Grocery shopping is big business in the UK. In the last decade, supermarkets including Tesco and Asda have not only maintained large physical stores but now also offer online delivery services. However, convenience is king -- and combining Amazon with frequent grocery shops is likely to become a thorn in the side of other retailers.
Amazon is set to enter the grocery market in the United Kingdom through the deal, which gives Morrisons the option to sell food products through Amazon's Prime member platform.
In a press release, Morrisons called the deal a "new supply agreement" which would give Amazon customers access to ambient, fresh and frozen products.
Morrisons will act as a wholesaler for the e-commerce giant, which will, in turn, stock hundreds of Morrison products for Amazon Prime and Amazon Pantry customers.
Amazon already offers grocery items through third-party retailers on the platform, but took things a step further in November with the launch of a package deal for Prime members. Amazon Pantry is also picking up traction as a convenient way to purchase household goods, with delivery cost based on the amount of boxes required to fulfil orders.
By bringing Morrisons into the fray, Amazon will be able to offer a wider range of perishable items through its platform, and potentially one day compete against rival supermarkets across the UK for their digital custom.
Morrisons CEO David Potts commented:
"Today's agreement is built on Morrisons unique strengths as a food maker. The combination of our fresh food expertise with Amazon's online and logistics capabilities is compelling.
This is a low risk and capital light wholesale supply arrangement that demonstrates the opportunity we have to become a broader business. We look forward to working with Amazon to develop and grow this partnership over the coming months."
Morrisons is the UK's fourth biggest supermarket, trailing behind Tesco, Sainsbury and Asda. The move may be low risk, but also a move which highlights how today's consumer patterns and retail habits are changing.
The company may not be able to compete purely based on physical outlets, but by becoming more established in the online supermarket game, the company can begin to chip away at rival companies by taking away online customers -- especially if logistics and delivery costs can be slashed.
If you give online customers a better price for goods that they buy on a frequent basis, you can peel away loyalty to other firms.

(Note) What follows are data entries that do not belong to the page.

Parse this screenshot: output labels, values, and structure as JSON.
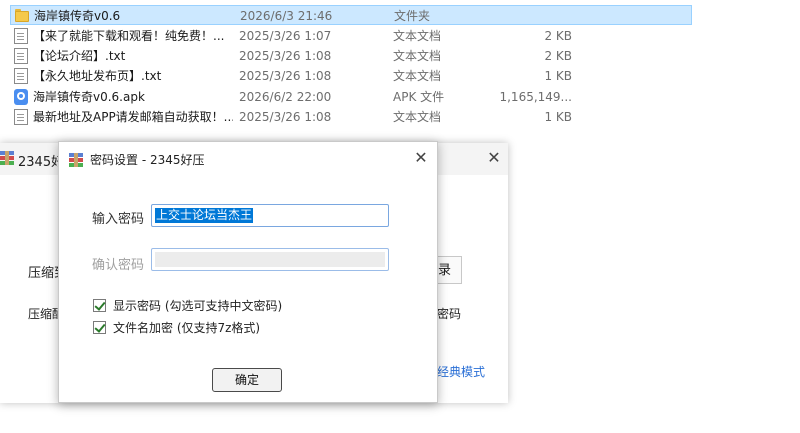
{
  "explorer": {
    "files": [
      {
        "name": "海岸镇传奇v0.6",
        "date": "2026/6/3 21:46",
        "type": "文件夹",
        "size": "",
        "icon": "folder-icon",
        "selected": true
      },
      {
        "name": "【来了就能下载和观看！纯免费！...",
        "date": "2025/3/26 1:07",
        "type": "文本文档",
        "size": "2 KB",
        "icon": "text-file-icon"
      },
      {
        "name": "【论坛介绍】.txt",
        "date": "2025/3/26 1:08",
        "type": "文本文档",
        "size": "2 KB",
        "icon": "text-file-icon"
      },
      {
        "name": "【永久地址发布页】.txt",
        "date": "2025/3/26 1:08",
        "type": "文本文档",
        "size": "1 KB",
        "icon": "text-file-icon"
      },
      {
        "name": "海岸镇传奇v0.6.apk",
        "date": "2026/6/2 22:00",
        "type": "APK 文件",
        "size": "1,165,149...",
        "icon": "apk-file-icon"
      },
      {
        "name": "最新地址及APP请发邮箱自动获取！...",
        "date": "2025/3/26 1:08",
        "type": "文本文档",
        "size": "1 KB",
        "icon": "text-file-icon"
      }
    ]
  },
  "main_window": {
    "title": "2345好",
    "close": "✕",
    "label_compress": "压缩到",
    "label_compress_method": "压缩酯",
    "button_partial": "录",
    "label_password_partial": "密码",
    "classic_mode_link": "经典模式"
  },
  "dialog": {
    "title": "密码设置 - 2345好压",
    "close": "✕",
    "password_label": "输入密码",
    "password_value": "上交士论坛当杰王",
    "confirm_label": "确认密码",
    "confirm_value": "",
    "show_password_label": "显示密码 (勾选可支持中文密码)",
    "show_password_checked": true,
    "encrypt_filename_label": "文件名加密 (仅支持7z格式)",
    "encrypt_filename_checked": true,
    "ok_button": "确定"
  },
  "colors": {
    "selection_highlight": "#0078d7",
    "row_selected": "#cce8ff",
    "link": "#2a6fd6"
  }
}
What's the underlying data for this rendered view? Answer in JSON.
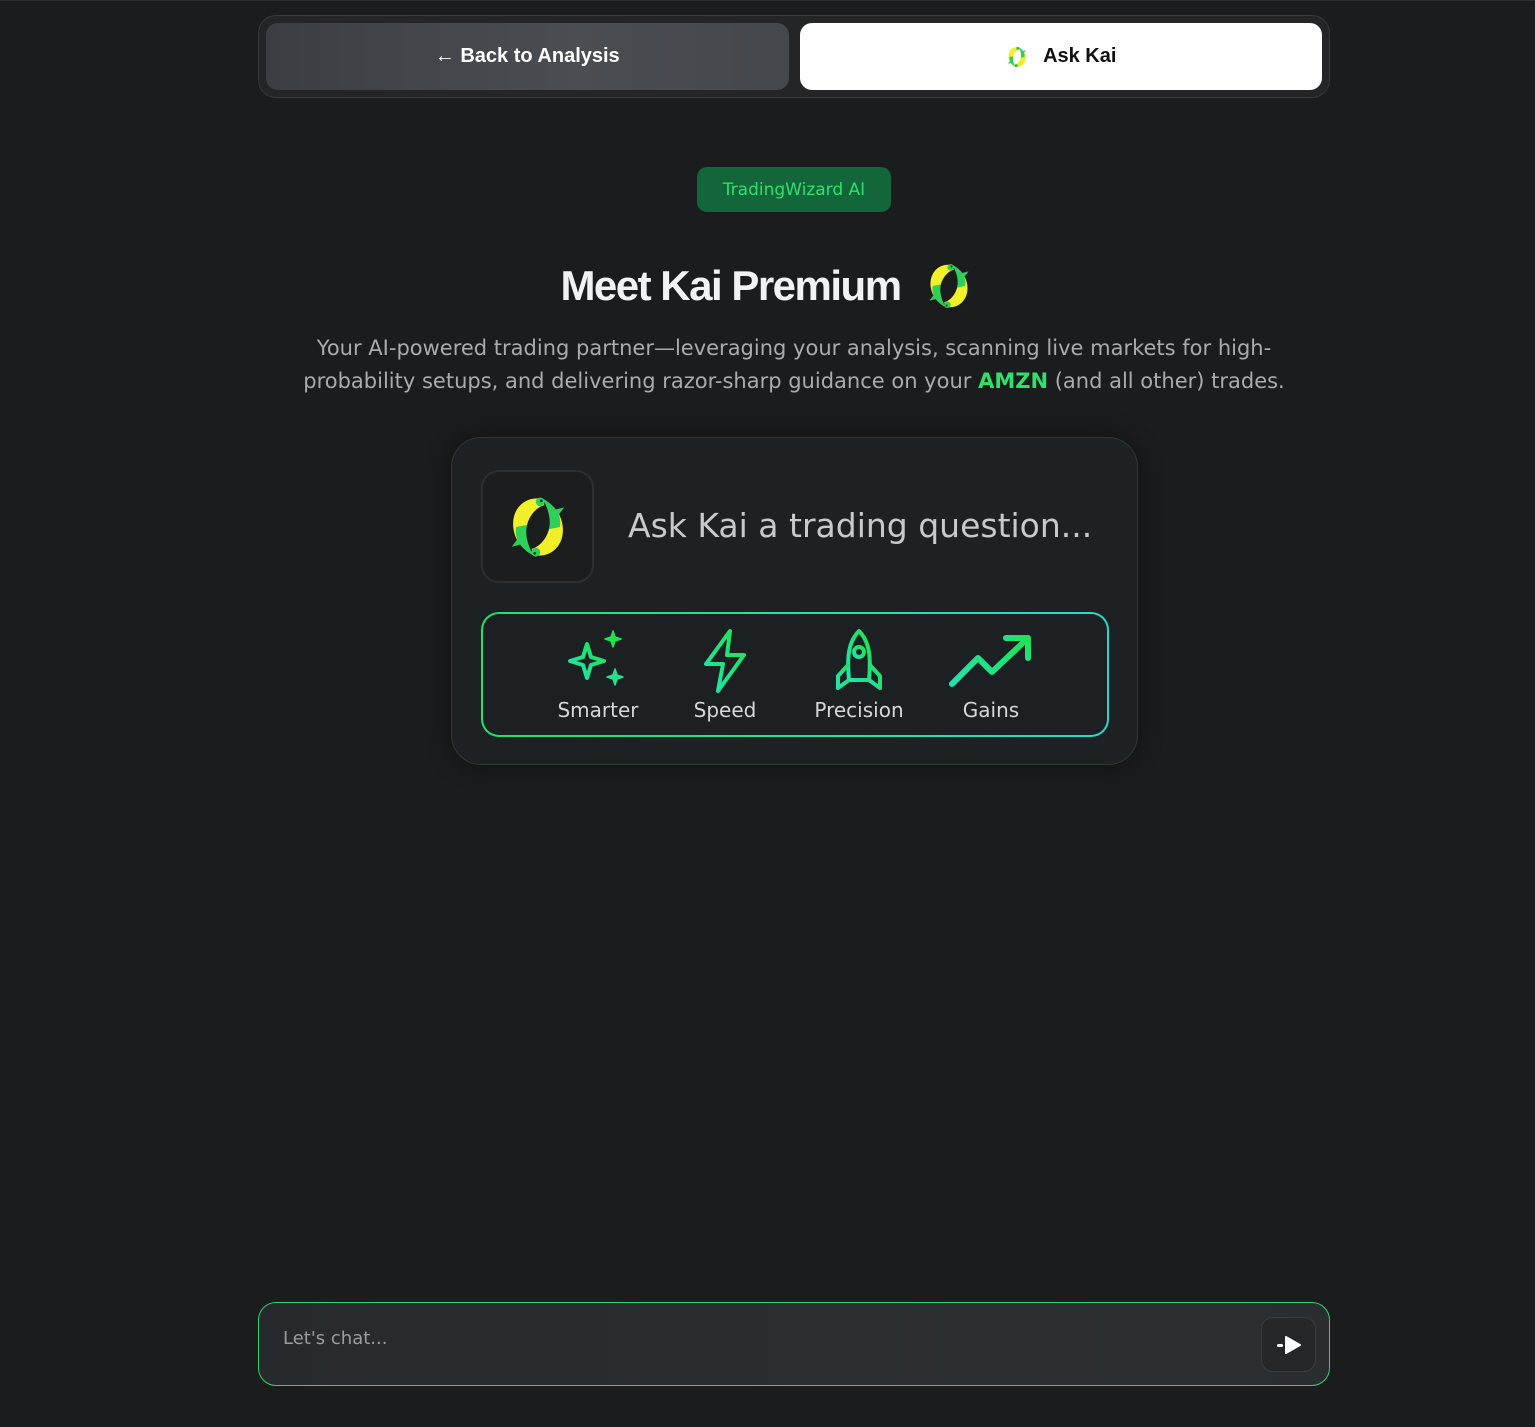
{
  "tabs": {
    "back_label": "← Back to Analysis",
    "kai_label": "Ask Kai"
  },
  "badge": "TradingWizard AI",
  "headline": "Meet Kai Premium",
  "subtitle": {
    "before": "Your AI-powered trading partner—leveraging your analysis, scanning live markets for high-probability setups, and delivering razor-sharp guidance on your ",
    "ticker": "AMZN",
    "after": " (and all other) trades."
  },
  "card": {
    "question": "Ask Kai a trading question...",
    "features": [
      {
        "label": "Smarter",
        "icon": "sparkles-icon"
      },
      {
        "label": "Speed",
        "icon": "lightning-icon"
      },
      {
        "label": "Precision",
        "icon": "rocket-icon"
      },
      {
        "label": "Gains",
        "icon": "trending-up-icon"
      }
    ]
  },
  "chat": {
    "placeholder": "Let's chat...",
    "value": ""
  },
  "colors": {
    "accent_green": "#2fe06b",
    "badge_bg": "#13653a",
    "background": "#1b1c1e",
    "logo_yellow": "#f4ef2b"
  }
}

While a number of supermarkets have launched online delivery services, deals with companies such as Amazon may be the step forward to further grow this sector. If the more traditional supermarket is going to stay ahead of the game, they too may be forced to invest more heavily in online purchase options.
Amazon already offers fresh items through the Amazon Fresh service in the United States, alongside Google which is testing a same-day delivery service for groceries.
Read on: Top picks
- How to increase your Bitcoin mining profit by 30 percent with less effort
- SMS Android malware roots and hijacks your device - unless you are Russian
- Bug bounties: Which companies offer researchers cash?
- Shodan: The IoT search engine privacy messenger
- What happens when you leak stolen bank data to the Dark Web?